Many equestrians believe that if their horses don’t struggle with weight, appetite, loose stools, or poor body condition, their digestive tracts must be healthy. People often assume that the lack of these clinical signs means their horses don’t suffer from common GI conditions like ulcers and colic and, therefore, their horse’s have healthy digestive systems. Unfortunately, that is not always the case.
In reality, digestive issues like gastric ulceration and low-grade hindgut imbalance, inflammation, and ulceration may be so widespread that we simply don’t recognize what a healthy horse looks like any more.
The way we feed and care for horses today has moved so far from how they function in nature that most domesticated horses may be at risk for less than optimal digestive health – and studies show that even those kept at pasture may struggle. And when the ability of the equine GI tract to function correctly is compromised, health
Nature vs. Nurture and the Equine Digestive Tract
The equine gastrointestinal tract is designed to support a natural, pastoral lifestyle:
- grazing up to 18 hours a day, moving & eating continually but slowly
- foraging on a diet of primarily grasses, seeds, and bark
- living in herds in a mostly low-stress environment
Do all of those apply to your horses? Most likely the answer is no.
Normal GI function is compromised in horses by how and what we feed: a couple of large meals a day with hours of nothing in between and a significant portion of grain-based feeds in the diet. Yet, if just one of these common management practices applies, a horse’s digestive health may be at risk:
- living stalled more than 6 hours per day, with restricted movement away from a herd
- limiting access to forage – grass or hay – for hours at a time
- feeding meals of concentrated or grain feeds
- riding and/or traveling and competing regularly
Healthy Equine Digestion
In order to really get just how important good digestive health is to a horse’s overall wellness and performance, you need to understand the basics of how the horse’s digestive system works. Here’s a quick guide through the equine digestion process and some notes on where it often fails as a result of modern horse management.
Risks to Equine Digestive Health
It’s a sad fact that the overwhelming majority of competition horses struggle in the area of digestive health, particularly with gastric and colonic ulcers. Poor digestive health is common among performance horses, and may afflict leisure horses as well.
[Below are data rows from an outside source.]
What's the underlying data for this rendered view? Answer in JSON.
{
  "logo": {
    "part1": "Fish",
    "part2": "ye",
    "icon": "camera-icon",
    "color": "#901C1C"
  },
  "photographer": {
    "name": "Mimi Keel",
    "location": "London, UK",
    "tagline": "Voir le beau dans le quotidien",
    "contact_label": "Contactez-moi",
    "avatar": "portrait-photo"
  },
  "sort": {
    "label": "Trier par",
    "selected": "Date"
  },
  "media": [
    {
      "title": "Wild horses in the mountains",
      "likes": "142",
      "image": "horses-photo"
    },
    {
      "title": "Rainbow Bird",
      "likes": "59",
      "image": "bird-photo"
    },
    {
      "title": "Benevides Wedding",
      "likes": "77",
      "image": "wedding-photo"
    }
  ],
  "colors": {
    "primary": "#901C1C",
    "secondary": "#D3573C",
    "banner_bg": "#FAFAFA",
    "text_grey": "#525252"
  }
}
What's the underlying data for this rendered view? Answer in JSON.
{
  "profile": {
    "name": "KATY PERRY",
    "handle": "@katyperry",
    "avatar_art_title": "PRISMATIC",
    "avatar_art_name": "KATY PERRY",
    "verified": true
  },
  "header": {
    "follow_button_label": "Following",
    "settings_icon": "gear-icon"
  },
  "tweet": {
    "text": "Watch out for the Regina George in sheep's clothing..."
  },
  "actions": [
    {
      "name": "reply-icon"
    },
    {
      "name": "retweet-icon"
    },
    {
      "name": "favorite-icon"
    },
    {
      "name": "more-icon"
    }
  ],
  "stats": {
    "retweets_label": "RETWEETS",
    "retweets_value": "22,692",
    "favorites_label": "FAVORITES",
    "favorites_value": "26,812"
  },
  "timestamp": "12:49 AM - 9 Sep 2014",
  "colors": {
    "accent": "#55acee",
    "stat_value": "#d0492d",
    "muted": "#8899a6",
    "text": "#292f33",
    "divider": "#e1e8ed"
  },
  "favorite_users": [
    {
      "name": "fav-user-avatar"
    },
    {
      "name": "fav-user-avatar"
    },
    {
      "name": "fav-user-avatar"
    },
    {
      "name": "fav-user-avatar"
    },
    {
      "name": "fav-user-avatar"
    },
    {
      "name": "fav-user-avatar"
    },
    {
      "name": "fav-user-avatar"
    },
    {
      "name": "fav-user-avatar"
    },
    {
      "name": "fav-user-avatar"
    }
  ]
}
Learn more about common equine digestive health problems and how to avoid them.